Got this one right the first time (for once): There’s a parking lot at either end of the 4.5-mile Stone Mountain Loop. I started at the Upper Lot Trailhead and did what’s become instinctive: followed the arrows to the waterfalls. Stone Mountain State Park has a series that kept me busy for a good two hours before I started moving in the general direction of the Mountain.
So I’m wandering down the tree-tunnel trail after my waterfall gazing’s done and I’m noting the woods seem to be thinning, as if there might be a clearing around the next bend. Then I look up to my right and see a mass of granite blotting out the sky beyond the treetops.
“Holy shit, look at that,” I heard myself saying aloud before I took a second to make sure there might be a troop of Cub Scouts nearby (not that it would’ve affected the outcome; my potty mouth has a mind of its own). I had seen pictures and studied up on this massive granite dome, but a couple hours in the woods put my brain on vacation, leaving me unprepared for the dome’s visual impact. Felt like God just left it there for our general amazement.
There’s another much easier way to reach this point: park at the Lower Lot Trailhead and stroll in from about a half-mile away. All flat, nothing to it. Maybe it’s just as astounding that way, but I doubt it.
Stone Mountain Loop is straightforward: 4-plus miles with a mean climb to the top, a relaxing walk back down, a break at an old homesteader’s settlement, a couple easy miles through the forest, and options to check out the waterfalls. Follow the signs and the orange blazes and you can’t go wrong. It’s typically described as “strenuous” but it’s more like a moderate hike with couple strenuous sections.
That’s if you stay on the trails. If you get off the trails anywhere on the granite face of Stone Mountain, one slip could really, truly, honestly kill you dead. Am I being emphatic enough?
Stone Mountain, being a granite dome, doesn’t appear to have any cliffs you can walk up to and safely admire the view. From the top it just starts sloping down, gradually getting steeper the further it descends. It’s never quite 90 degrees vertical, but it’s close enough to make this one of the top rock-climbing destinations in these parts. I’m guessing it’s reasonably safe with the right training and climbing gear.
But if Joe Hiker strays out onto the rock face with nothing to hold onto, it’s easy to descend to a point where he can’t climb back up. If his luck holds, a rescue squad can save his fanny, but it’s no stretch to imagine a minor slip turning into a major tumble that ends with death due to blunt-force trauma. And it looks like Joe would never know he was in trouble till it was too late.
Here’s a sample of the slope from the trail near the Lower Trailhead Lot. The trail is super steep through here, but there are lots of stairs and a few cables. There are many places like this near this path, all with these slopes that practically beg you to tempt fate and start exploring.
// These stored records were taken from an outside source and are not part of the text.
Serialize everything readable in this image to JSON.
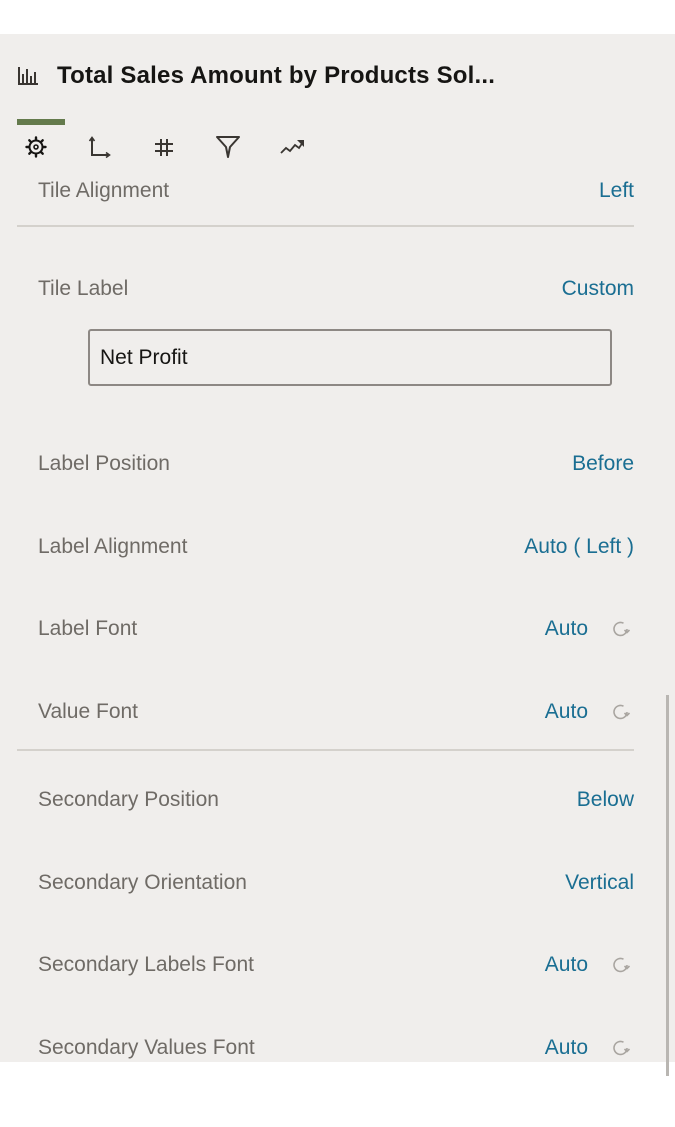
{
  "header": {
    "icon": "bar-chart-icon",
    "title": "Total Sales Amount by Products Sol..."
  },
  "tabs": [
    {
      "name": "general",
      "icon": "gear-icon",
      "active": true
    },
    {
      "name": "axis",
      "icon": "axis-icon",
      "active": false
    },
    {
      "name": "number-format",
      "icon": "hash-icon",
      "active": false
    },
    {
      "name": "filters",
      "icon": "filter-icon",
      "active": false
    },
    {
      "name": "analytics",
      "icon": "trend-icon",
      "active": false
    }
  ],
  "colors": {
    "accent": "#647a4c",
    "value_link": "#1a6e92",
    "label": "#6f6b66",
    "panel_bg": "#f0eeec"
  },
  "properties": {
    "tile_alignment": {
      "label": "Tile Alignment",
      "value": "Left"
    },
    "tile_label": {
      "label": "Tile Label",
      "value": "Custom",
      "input_value": "Net Profit"
    },
    "label_position": {
      "label": "Label Position",
      "value": "Before"
    },
    "label_alignment": {
      "label": "Label Alignment",
      "value": "Auto ( Left )"
    },
    "label_font": {
      "label": "Label Font",
      "value": "Auto",
      "reset_icon": "reset-icon"
    },
    "value_font": {
      "label": "Value Font",
      "value": "Auto",
      "reset_icon": "reset-icon"
    },
    "secondary_position": {
      "label": "Secondary Position",
      "value": "Below"
    },
    "secondary_orientation": {
      "label": "Secondary Orientation",
      "value": "Vertical"
    },
    "secondary_labels_font": {
      "label": "Secondary Labels Font",
      "value": "Auto",
      "reset_icon": "reset-icon"
    },
    "secondary_values_font": {
      "label": "Secondary Values Font",
      "value": "Auto",
      "reset_icon": "reset-icon"
    }
  }
}
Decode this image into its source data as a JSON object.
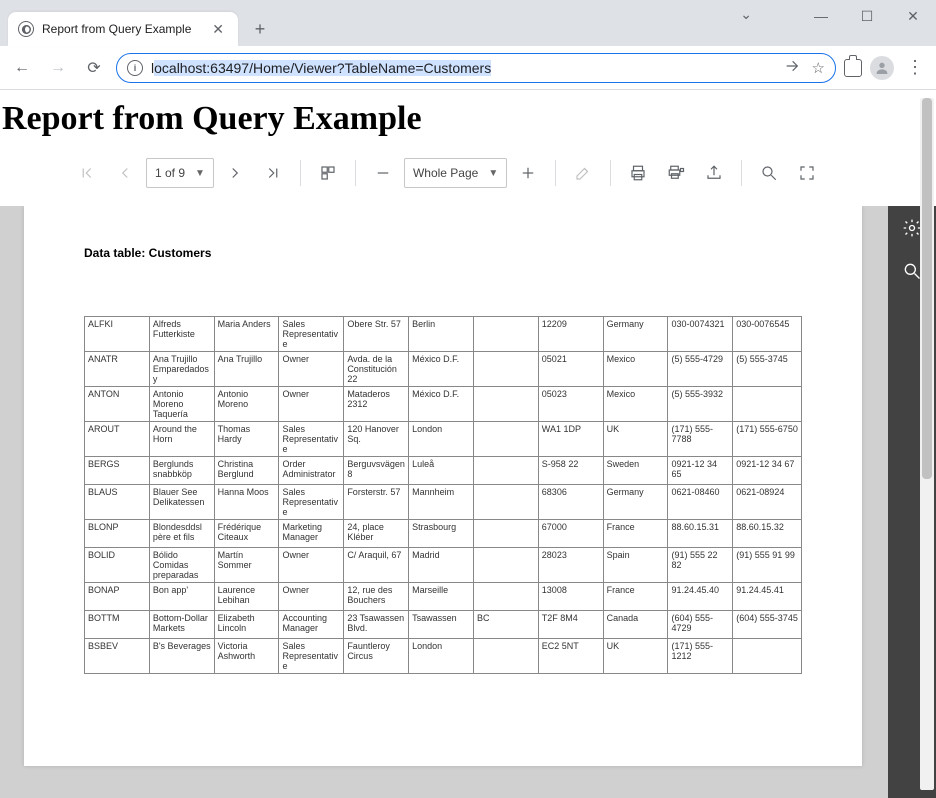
{
  "window": {
    "tab_title": "Report from Query Example",
    "url_prefix": "l",
    "url_selected": "ocalhost:63497/Home/Viewer?TableName=Customers"
  },
  "page": {
    "heading": "Report from Query Example"
  },
  "viewer": {
    "page_indicator": "1 of 9",
    "zoom_mode": "Whole Page"
  },
  "report": {
    "title": "Data table: Customers",
    "rows": [
      [
        "ALFKI",
        "Alfreds Futterkiste",
        "Maria Anders",
        "Sales Representative",
        "Obere Str. 57",
        "Berlin",
        "",
        "12209",
        "Germany",
        "030-0074321",
        "030-0076545"
      ],
      [
        "ANATR",
        "Ana Trujillo Emparedados y",
        "Ana Trujillo",
        "Owner",
        "Avda. de la Constitución 22",
        "México D.F.",
        "",
        "05021",
        "Mexico",
        "(5) 555-4729",
        "(5) 555-3745"
      ],
      [
        "ANTON",
        "Antonio Moreno Taquería",
        "Antonio Moreno",
        "Owner",
        "Mataderos 2312",
        "México D.F.",
        "",
        "05023",
        "Mexico",
        "(5) 555-3932",
        ""
      ],
      [
        "AROUT",
        "Around the Horn",
        "Thomas Hardy",
        "Sales Representative",
        "120 Hanover Sq.",
        "London",
        "",
        "WA1 1DP",
        "UK",
        "(171) 555-7788",
        "(171) 555-6750"
      ],
      [
        "BERGS",
        "Berglunds snabbköp",
        "Christina Berglund",
        "Order Administrator",
        "Berguvsvägen 8",
        "Luleå",
        "",
        "S-958 22",
        "Sweden",
        "0921-12 34 65",
        "0921-12 34 67"
      ],
      [
        "BLAUS",
        "Blauer See Delikatessen",
        "Hanna Moos",
        "Sales Representative",
        "Forsterstr. 57",
        "Mannheim",
        "",
        "68306",
        "Germany",
        "0621-08460",
        "0621-08924"
      ],
      [
        "BLONP",
        "Blondesddsl père et fils",
        "Frédérique Citeaux",
        "Marketing Manager",
        "24, place Kléber",
        "Strasbourg",
        "",
        "67000",
        "France",
        "88.60.15.31",
        "88.60.15.32"
      ],
      [
        "BOLID",
        "Bólido Comidas preparadas",
        "Martín Sommer",
        "Owner",
        "C/ Araquil, 67",
        "Madrid",
        "",
        "28023",
        "Spain",
        "(91) 555 22 82",
        "(91) 555 91 99"
      ],
      [
        "BONAP",
        "Bon app'",
        "Laurence Lebihan",
        "Owner",
        "12, rue des Bouchers",
        "Marseille",
        "",
        "13008",
        "France",
        "91.24.45.40",
        "91.24.45.41"
      ],
      [
        "BOTTM",
        "Bottom-Dollar Markets",
        "Elizabeth Lincoln",
        "Accounting Manager",
        "23 Tsawassen Blvd.",
        "Tsawassen",
        "BC",
        "T2F 8M4",
        "Canada",
        "(604) 555-4729",
        "(604) 555-3745"
      ],
      [
        "BSBEV",
        "B's Beverages",
        "Victoria Ashworth",
        "Sales Representative",
        "Fauntleroy Circus",
        "London",
        "",
        "EC2 5NT",
        "UK",
        "(171) 555-1212",
        ""
      ]
    ]
  }
}
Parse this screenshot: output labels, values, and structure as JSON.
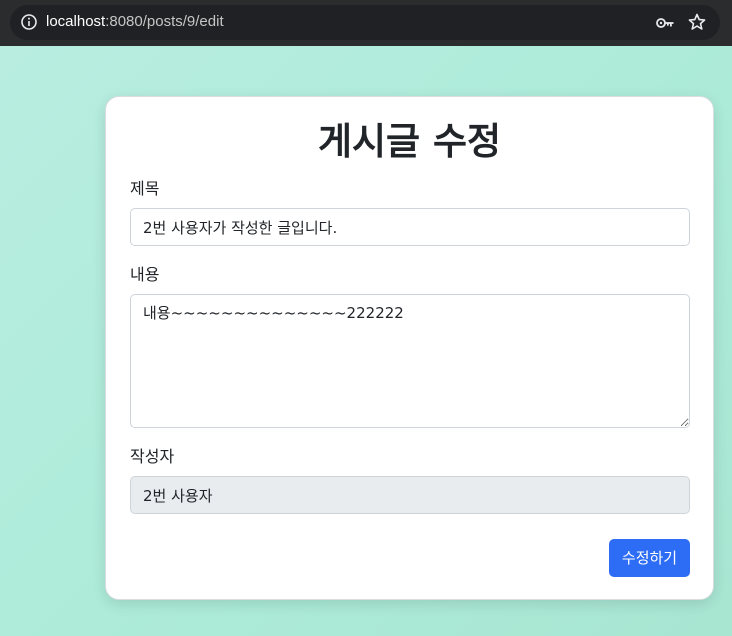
{
  "browser": {
    "url_host": "localhost",
    "url_path": ":8080/posts/9/edit"
  },
  "form": {
    "title": "게시글 수정",
    "subject_label": "제목",
    "subject_value": "2번 사용자가 작성한 글입니다.",
    "content_label": "내용",
    "content_value": "내용~~~~~~~~~~~~~~222222",
    "author_label": "작성자",
    "author_value": "2번 사용자",
    "submit_label": "수정하기"
  },
  "colors": {
    "primary": "#2d6df5",
    "background": "#b6ecdf"
  }
}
OK, so I tried to get cute here.
Yeah, I had nice weather.
If only the climb ended up there. (Pretty close, though).
OK, here’s the top.
See how harmless it looks?
This shot conveys the reality: it gets super steep super fast.
So that’s the top of the rock face. Let’s see some of the other sights along the trail.
This struck me as interesting: the trail is going through what used to be somebody’s living room.
Couldn’t resist: Yes, the chimney hole is still open.
This stairway dives down into the woods near a 200-foot cascade not far from the Upper Lot Trailhead. It’s an impressive fall, but the light there was all wrong so none of my pictures came out.
This one didn’t come out too bad, though.
There’s a spur trail to what’s called “Lower Falls” and “Middle Falls.” This is the lower one; it takes two stream crossings to get here.
Saw a few interesting wildflowers nearby.
Another shot near the Lower Falls.
OK, one more look at Stone Mountain:
Here’s a look at Stone Mountain from a few miles away as the crow flies, from the Blue Ridge Parkway:
Some fine Stone Mountain links for all the Googlers out there.
- EveryTrail GPS tracks.
- North Carolina Outdoors guide to Stone Mountain.
- Stone Mountain geology, from Sherpa Guides.
- SummitPost guide to Stone Mountain.
- North Carolina state parks page.
- Park map (PDF download).
- Stone Mountain Waterfalls
And the required Google map:
View Stone Mountain State Park in a larger map